Here's a sparkling fountain opposite Tommy Trojan (click any photo to enlarge):
I don't think I fully appreciated Southern California's palm trees until a friend from Pennsylvania kept marveling over them on a visit here.
We attended a welcome back picnic on McCarthy Quad. Below: some Frisbee players on the quad, with Doheny Library in the background:
Over at the practice field, we glimpsed several sky-high photographers shooting photos of the football team, including these two:
The Lot is the temporary food court, erected in a giant tent, which is serving the campus while the new student center is under construction:
The news here today was that La Salsa is out and Baja Fresh is in.
Here's a shot of the Harold Lloyd Soundstage on W. 34th Street:
Fans of 20th Century entertainment greats will recognize other famous names on several campus buildings, including the Carson Television Center, (Alfred) Newman Recital Hall, Spielberg Scoring Stage, and Sinatra Hall.
Great progress has been made on the new building for the USC School of Cinematic Arts, funded by George Lucas:
You can glimpse the Cinema building's future Academy Courtyard:

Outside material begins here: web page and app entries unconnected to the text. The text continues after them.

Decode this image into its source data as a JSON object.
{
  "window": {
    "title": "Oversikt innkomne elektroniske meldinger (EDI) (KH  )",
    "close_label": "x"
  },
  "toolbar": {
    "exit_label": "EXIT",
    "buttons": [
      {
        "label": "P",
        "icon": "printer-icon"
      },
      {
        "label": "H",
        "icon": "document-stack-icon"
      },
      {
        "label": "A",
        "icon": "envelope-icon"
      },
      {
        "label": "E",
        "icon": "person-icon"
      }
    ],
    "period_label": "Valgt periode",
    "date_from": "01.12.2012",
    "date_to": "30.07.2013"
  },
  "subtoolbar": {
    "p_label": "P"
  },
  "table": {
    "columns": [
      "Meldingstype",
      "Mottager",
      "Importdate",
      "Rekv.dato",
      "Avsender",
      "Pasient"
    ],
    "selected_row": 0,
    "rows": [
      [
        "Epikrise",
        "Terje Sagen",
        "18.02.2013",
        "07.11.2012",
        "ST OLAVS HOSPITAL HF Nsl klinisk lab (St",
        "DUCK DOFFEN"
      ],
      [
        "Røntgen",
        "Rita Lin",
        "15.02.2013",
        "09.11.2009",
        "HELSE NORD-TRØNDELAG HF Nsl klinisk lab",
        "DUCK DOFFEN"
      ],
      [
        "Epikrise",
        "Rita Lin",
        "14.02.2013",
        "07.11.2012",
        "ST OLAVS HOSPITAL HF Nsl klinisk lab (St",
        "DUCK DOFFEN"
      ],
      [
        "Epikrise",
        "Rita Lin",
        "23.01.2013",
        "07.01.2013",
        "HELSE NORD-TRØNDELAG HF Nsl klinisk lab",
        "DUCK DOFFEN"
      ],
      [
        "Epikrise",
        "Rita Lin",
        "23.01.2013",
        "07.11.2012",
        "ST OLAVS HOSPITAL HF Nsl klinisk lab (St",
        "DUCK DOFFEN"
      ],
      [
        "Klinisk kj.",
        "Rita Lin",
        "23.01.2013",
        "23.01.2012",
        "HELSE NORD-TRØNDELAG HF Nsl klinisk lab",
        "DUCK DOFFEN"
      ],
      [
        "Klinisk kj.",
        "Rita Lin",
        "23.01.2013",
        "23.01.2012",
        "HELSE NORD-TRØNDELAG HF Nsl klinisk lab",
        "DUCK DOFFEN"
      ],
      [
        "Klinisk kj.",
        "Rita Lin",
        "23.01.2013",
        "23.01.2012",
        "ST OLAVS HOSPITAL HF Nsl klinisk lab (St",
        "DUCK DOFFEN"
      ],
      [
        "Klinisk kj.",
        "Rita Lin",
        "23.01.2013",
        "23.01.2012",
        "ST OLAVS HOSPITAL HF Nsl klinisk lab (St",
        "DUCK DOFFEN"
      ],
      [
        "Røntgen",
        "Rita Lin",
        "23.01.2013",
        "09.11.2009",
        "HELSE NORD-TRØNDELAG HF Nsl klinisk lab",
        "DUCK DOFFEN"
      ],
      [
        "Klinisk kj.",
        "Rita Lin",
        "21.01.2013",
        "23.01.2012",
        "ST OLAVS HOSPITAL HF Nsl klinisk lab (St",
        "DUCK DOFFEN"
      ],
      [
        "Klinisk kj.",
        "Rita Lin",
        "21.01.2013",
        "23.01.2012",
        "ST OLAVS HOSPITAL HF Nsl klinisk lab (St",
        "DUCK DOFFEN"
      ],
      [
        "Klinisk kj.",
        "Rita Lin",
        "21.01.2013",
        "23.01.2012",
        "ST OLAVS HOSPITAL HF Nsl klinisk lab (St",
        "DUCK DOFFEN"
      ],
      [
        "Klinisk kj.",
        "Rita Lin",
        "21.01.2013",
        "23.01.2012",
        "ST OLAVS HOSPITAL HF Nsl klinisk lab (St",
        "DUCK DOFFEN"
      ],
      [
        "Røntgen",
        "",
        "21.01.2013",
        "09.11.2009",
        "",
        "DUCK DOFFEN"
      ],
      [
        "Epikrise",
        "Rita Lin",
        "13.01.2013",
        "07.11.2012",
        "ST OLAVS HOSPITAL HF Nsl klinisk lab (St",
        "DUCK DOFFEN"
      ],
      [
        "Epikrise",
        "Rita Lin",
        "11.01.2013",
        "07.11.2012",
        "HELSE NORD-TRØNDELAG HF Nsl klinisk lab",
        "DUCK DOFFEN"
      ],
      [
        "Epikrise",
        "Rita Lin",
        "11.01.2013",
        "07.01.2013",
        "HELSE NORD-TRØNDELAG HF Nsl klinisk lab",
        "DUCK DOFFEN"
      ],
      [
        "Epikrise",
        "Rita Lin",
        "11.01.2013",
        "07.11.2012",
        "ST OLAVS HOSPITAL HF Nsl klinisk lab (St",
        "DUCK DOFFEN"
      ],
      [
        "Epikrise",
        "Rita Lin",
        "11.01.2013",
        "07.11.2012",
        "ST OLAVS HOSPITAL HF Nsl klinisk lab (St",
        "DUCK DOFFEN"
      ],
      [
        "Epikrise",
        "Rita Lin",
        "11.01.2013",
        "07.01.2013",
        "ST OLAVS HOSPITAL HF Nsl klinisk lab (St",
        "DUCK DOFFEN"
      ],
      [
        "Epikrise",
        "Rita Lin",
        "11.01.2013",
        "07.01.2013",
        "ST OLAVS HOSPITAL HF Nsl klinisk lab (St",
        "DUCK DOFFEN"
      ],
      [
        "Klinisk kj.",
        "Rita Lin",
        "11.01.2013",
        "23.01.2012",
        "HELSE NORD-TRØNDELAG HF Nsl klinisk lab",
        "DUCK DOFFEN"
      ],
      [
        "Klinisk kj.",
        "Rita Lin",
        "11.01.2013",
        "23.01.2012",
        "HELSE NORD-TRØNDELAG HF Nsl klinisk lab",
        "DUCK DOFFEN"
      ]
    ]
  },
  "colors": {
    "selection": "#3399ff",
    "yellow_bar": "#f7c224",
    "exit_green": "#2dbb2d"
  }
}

The Academy of Motion Picture Arts and Sciences also contributed to the building. George Lucas has commissioned a statue of Douglas Fairbanks Sr. for the courtyard. Fairbanks was a founder of both the USC Cinema School and the Academy. Fairbanks gave the school's first lecture on cinema in Bovard Auditorium.
A pretty old fountain which looked very refreshing on a warm day:

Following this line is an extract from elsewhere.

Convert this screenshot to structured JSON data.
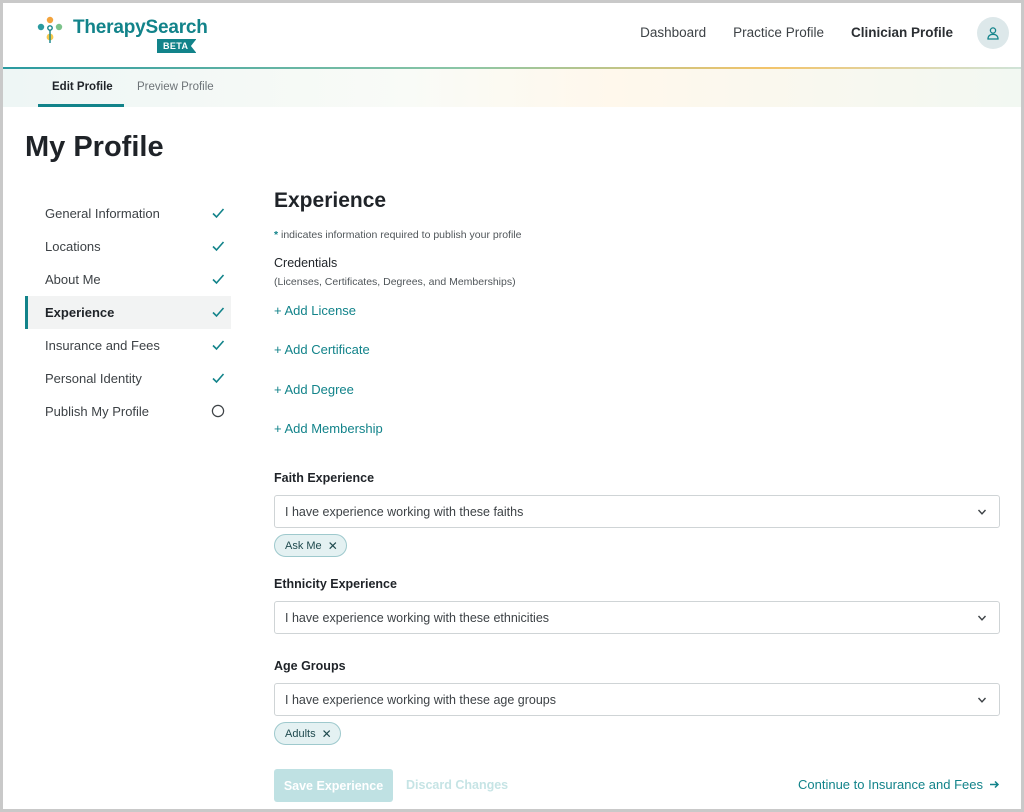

United University Church:
Unlike some California campuses, USC is military friendly. I love this door topped with an Air Force ROTC emblem:
It's hard to believe that our daughter is over halfway to her degree. We can't say enough good things about her experience thus far at USC. We now understand why members of the Trojan Family are Trojans for life.
The L.A. Times posted a slideshow of move-in day at USC (click on the title of this post), which accompanied an interesting article on the relatively new phenomenon of spring admittance.
Previously: 2007 and 2006.